I love now an America that was always broken and never meant to be worshipped. We are not the promised land. We did not even honor the promises we offered on our first Declaration, even as we made none of the same promises to the people enslaved here or driven from the lands they inhabited.
Our allegiance should not be to this America. We are not called to make her great. She is not exceptional.
What kingdom is it that shoots tear gas at those advocating for murdered and undignified black lives and yet opens Capitol gates for those dismissing their cries and allows them to enter with crosses on their flags?
What kingdom demands the right to life and yet drowns out the voices of those struggling to make a life here because our system is not set up to meet their basic needs?
What kingdom hides from the speaking of uncomfortable truths and speaks over the unassimilated peoples on its margins?
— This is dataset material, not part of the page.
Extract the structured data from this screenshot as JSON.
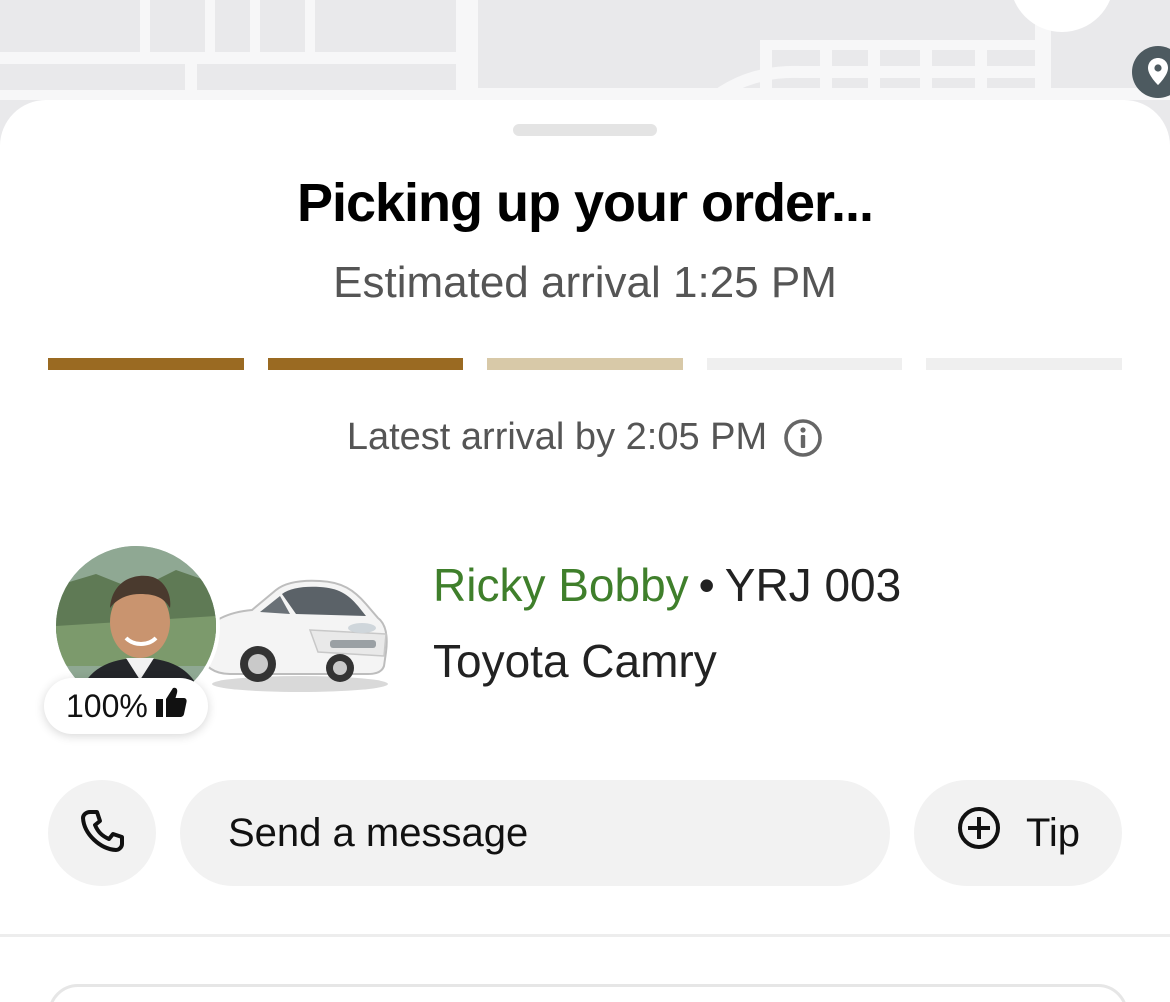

What kingdom builds itself on the prayers of the privileged rather than the pursuit of the poor and their flourishing?
The America of that kingdom is no kingdom at all but an empire that bullies others into submission rather than seeking to listen and uplift the oppressed, the hurting, the immigrant, and those lost in all possible meanings of the word.
We are called to make her a place that cares for ALL the people who dwell with us on this land together. We are to seek to reflect God’s kingdom on this earth in limbo, this earth in the throes between Easter and the final Resurrection.
I realize then that I don’t need to mourn the America I never knew…but I mourn that others still believe she ever existed.
The America I know now has always been wounded, scarred and scarring, and requires her people’s courage to reach into her foundations, repent, and invite God’s remaking and restoration. I look now to not only what we are, but the America we could be.
If you are grieving today, you are not alone. God sees you and weeps with you. You are also not alone in your weariness as you dream and fight for a better world than what we inherited. I feel so helpless sometimes and wonder if I’m ever doing enough, but even in this tension, I find hope in God’s vision for what human community is meant to be. We are invited, not to make it all happen or fix all our world’s problems, to participate in the work Jesus made possible of realizing this vision.
Our country is not some disconnected entity or object to condemn but a complicated constellation of people and their stories over the score of years. That is where “we the people” takes on new hue and meaning. Who is this “we,” who does it exclude now, and how can that change? I have no easy answers to this question, but I will not stop asking it, and I hope you will join me in seeking God in the unknowns we wrestle within now.